You can do lots of things that are separate from the publicists. You can reach book groups who specialize in the genre you write. You can approach additional web reviewers and extra newspapers that they might not have approached. Usually, in the galley stage, you can ask for a certain number of ARCs that you can send out yourself. We last requested 50 and I've sent out every one! I do postcards that I mail out to membership lists for writing organizations I belong to (in fact, I got two PMs when I first arrived on the AW forum that said they'd received the one I sent out just this month and planned to buy it!) I ask if the publicity department has any promotional goodies available. I was able to get 2,000 ink pens with the publisher's logo and website that I could place with MY bookmarks at conferences and conventions. No charge, and they shipped them at their cost. Half of those went in tote bags for the U.S. Census Bureau's annual convention -- again, along with a postcard about my book!

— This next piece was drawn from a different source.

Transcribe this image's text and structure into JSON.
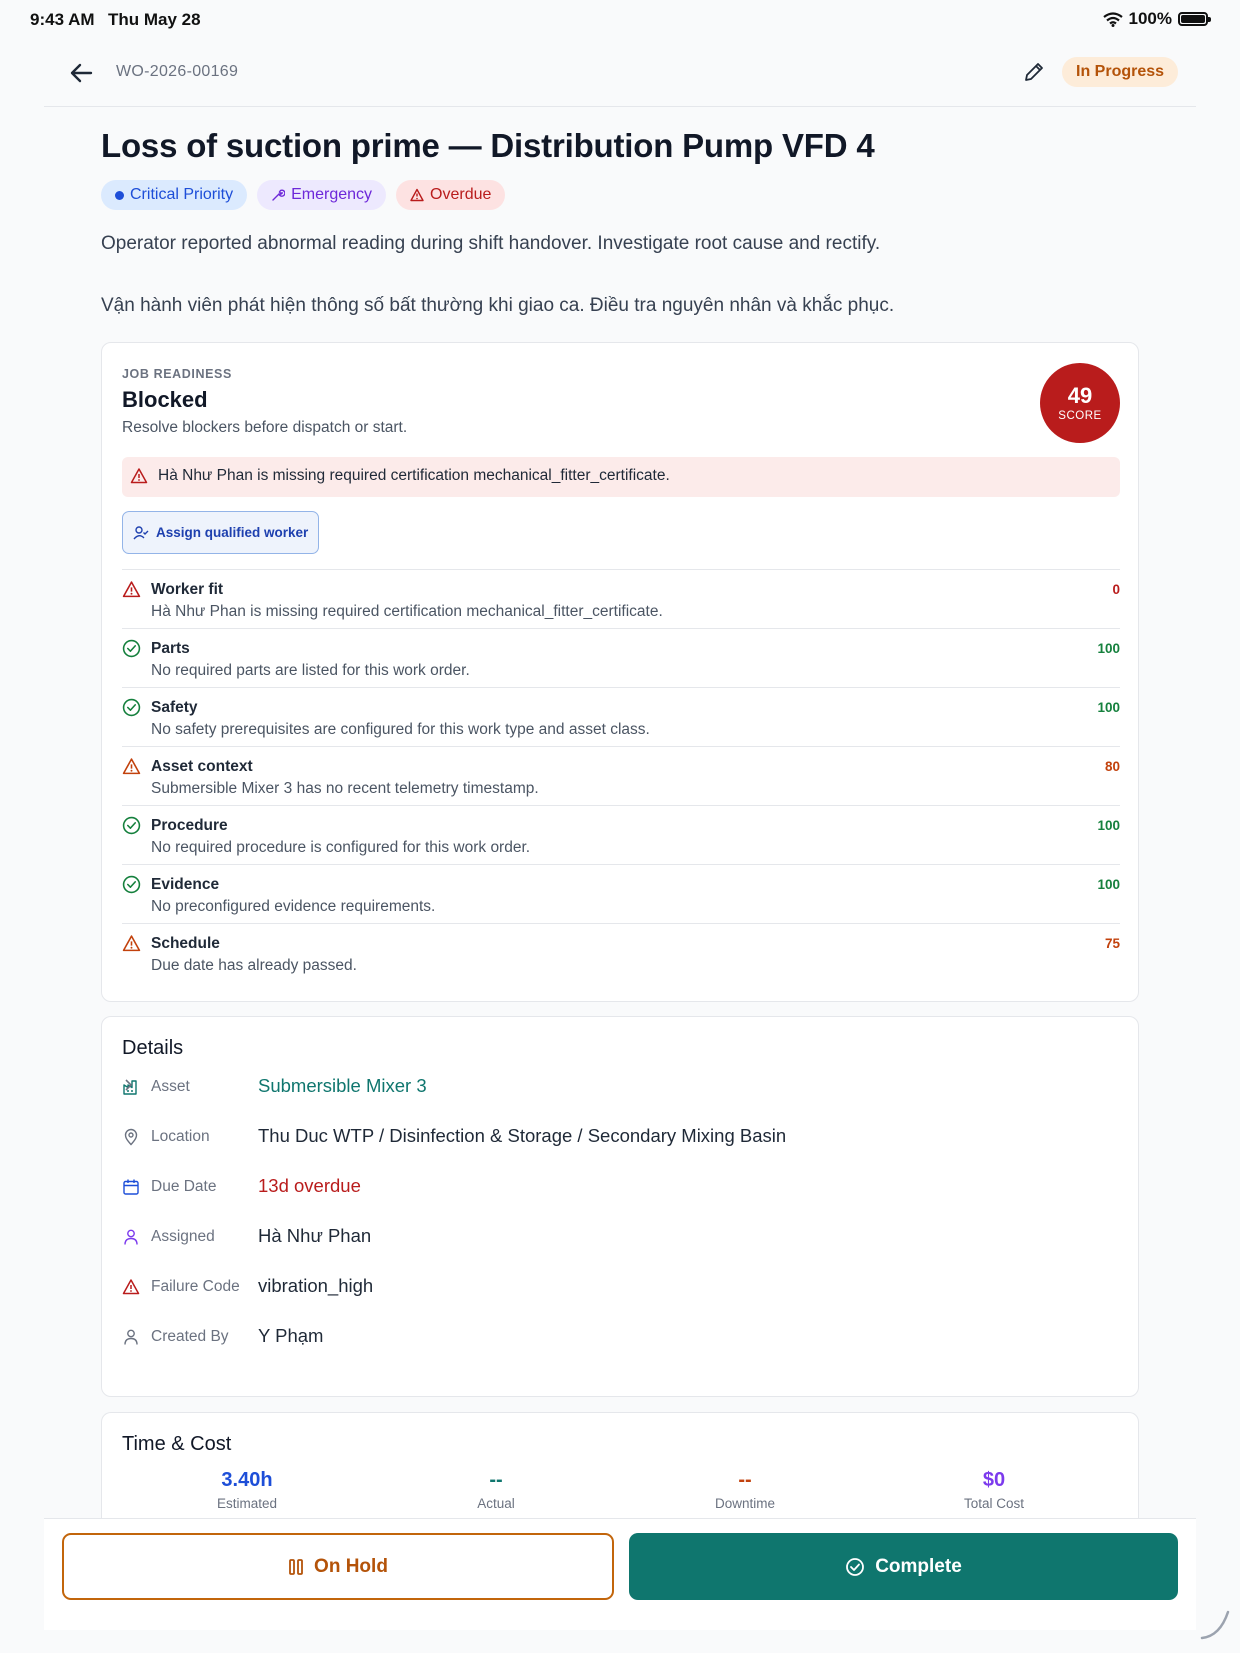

Go to conferences. Very often, representatives for the booksellers attend and are happy to meet with authors. THAT'S where you can interest them with a sell sheet.

I haven't tried posters or flyers yet, but there are a number of magazines that have special promotion tools available that will distribute items to bookstores where their magazine is carried. It's a small fee with big reach.

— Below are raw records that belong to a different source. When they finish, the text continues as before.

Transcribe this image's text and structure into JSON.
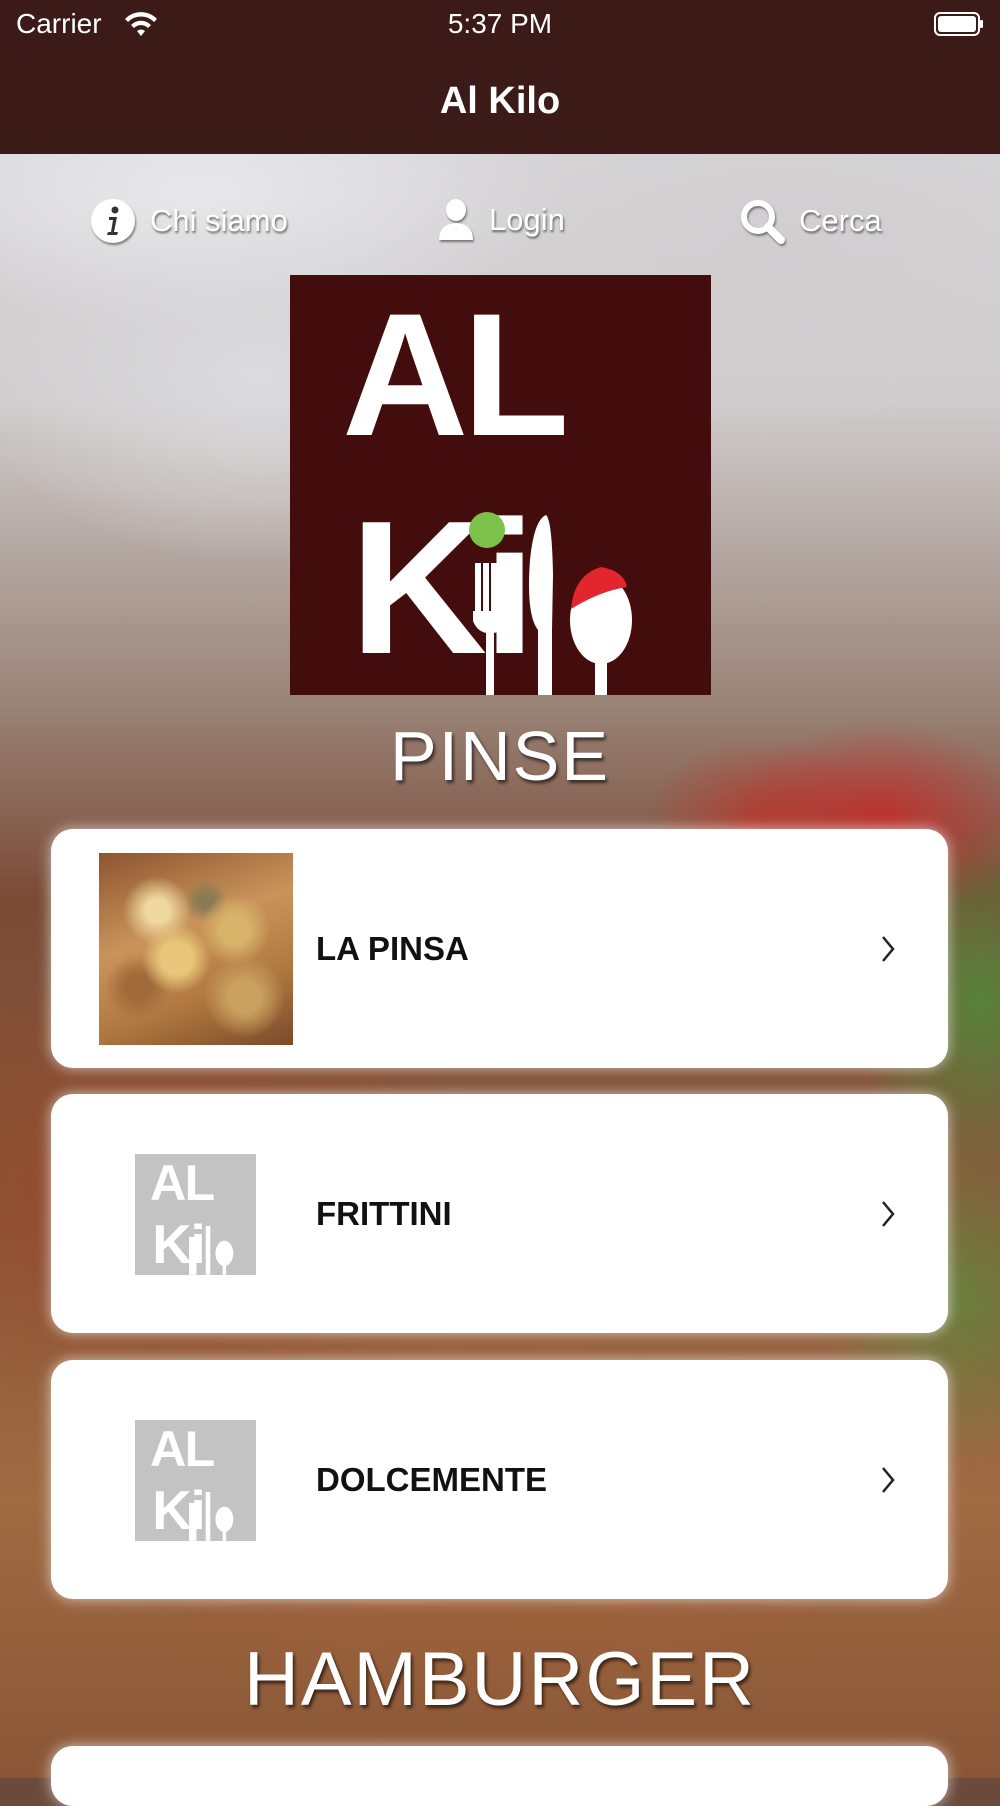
{
  "status_bar": {
    "carrier": "Carrier",
    "time": "5:37 PM"
  },
  "nav": {
    "title": "Al Kilo"
  },
  "top_links": [
    {
      "label": "Chi siamo",
      "icon": "info-icon"
    },
    {
      "label": "Login",
      "icon": "user-icon"
    },
    {
      "label": "Cerca",
      "icon": "search-icon"
    }
  ],
  "logo": {
    "line1": "AL",
    "line2": "Ki",
    "text_end": "lo"
  },
  "sections": [
    {
      "title": "PINSE",
      "items": [
        {
          "label": "LA PINSA",
          "image": "pinsa-photo"
        },
        {
          "label": "FRITTINI",
          "image": "al-kilo-placeholder-logo"
        },
        {
          "label": "DOLCEMENTE",
          "image": "al-kilo-placeholder-logo"
        }
      ]
    },
    {
      "title": "HAMBURGER",
      "items": []
    }
  ],
  "colors": {
    "bar_background": "#3b1a17",
    "logo_background": "#440d0d",
    "logo_green": "#7cc24a",
    "logo_red": "#e3262e",
    "card_background": "#ffffff"
  }
}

Just a few thoughts. But I really wouldn't jump in the middle of the publisher/distributor/bookseller dance. Someone's toes will get stepped on and you could easily earn more enemies than friends.

LloydBrown
06-25-2005, 01:41 AM
ARCs are the primary item produced for the budget. They are sent in packages to magazines and newspapers in markets where the book is likely to sell. Next come cover flats, (not the art itself as a budget line item, but the production of the product). These are sent to booksellers and distributors. The "sell sheets" are on the back of the ARCs and the cover flats. It includes the "marketing bullets" of what the publisher is doing to promote the line or the book. The one from our latest ARC says:

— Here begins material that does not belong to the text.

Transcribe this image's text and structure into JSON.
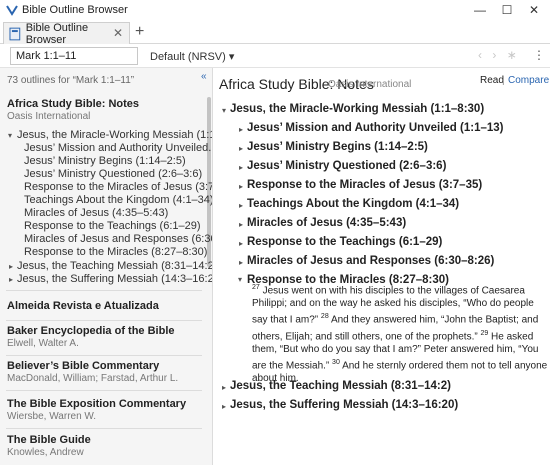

Marketing Bullets:
National print avertising in Romantic Times Bookclub and Affaire de Coeur
National print publicity
Special Paranormal Romance Website
Local author signings
Major promotional efforts at Romance Writers of America conference
Promotional Materials Available
All covers will be foiled and embossed.

Then it lists the name of the publicist in charge, with phone, fax and e-mail.

They also produce color brochures of the books in the line for distribution to individual booksellers (not the buyers for the chains.) This is to encourage individual stores to purchase from the home office. They will also occasionally produce pens for bookmarks for an individual line (seldom for an individual book, though)



Now that's the meat I've been looking for. Very informative.


The best thing you can do for promoting your book is to step OUTSIDE the official channels to sell to alternate markets they aren't reaching.
Now that I know more about what those channels are, I can.


That marketing plan was held up to the publisher as a model for other authors to follow, and we've been asked if they can submit it to others of their authors. Our efforts doubled our sales run due to distributor orders and end buyer pre-orders.

Then I'm definitely interested in it.



Usually, in the galley stage, you can ask for a certain number of ARCs that you can send out yourself.
Planning on it.


Go to conferences. Very often, representatives for the booksellers attend and are happy to meet with authors. THAT'S where you can interest them with a sell sheet.
More meat. Yum!


Just a few thoughts. But I really wouldn't jump in the middle of the publisher/distributor/bookseller dance.
Like I said, I'm interested in helping, not getting in the way. Thanks for the info. I'd appreciate that link if you've found it, too.

Cathy C
06-25-2005, 02:03 AM
Here's the link. It's about half-way down the page.


http://absolutewrite.com/forums/showthread.php?t=13586

LloydBrown
06-25-2005, 07:46 AM
Here's the link. It's about half-way down the page.


http://absolutewrite.com/forums/showthread.php?t=13586

That's outstanding.

jdkiggins
06-25-2005, 06:55 PM
Once again, Cathy, you have given some great advice and information here.

It always helps to hear from one who has several books in print and knows the process. Thanks!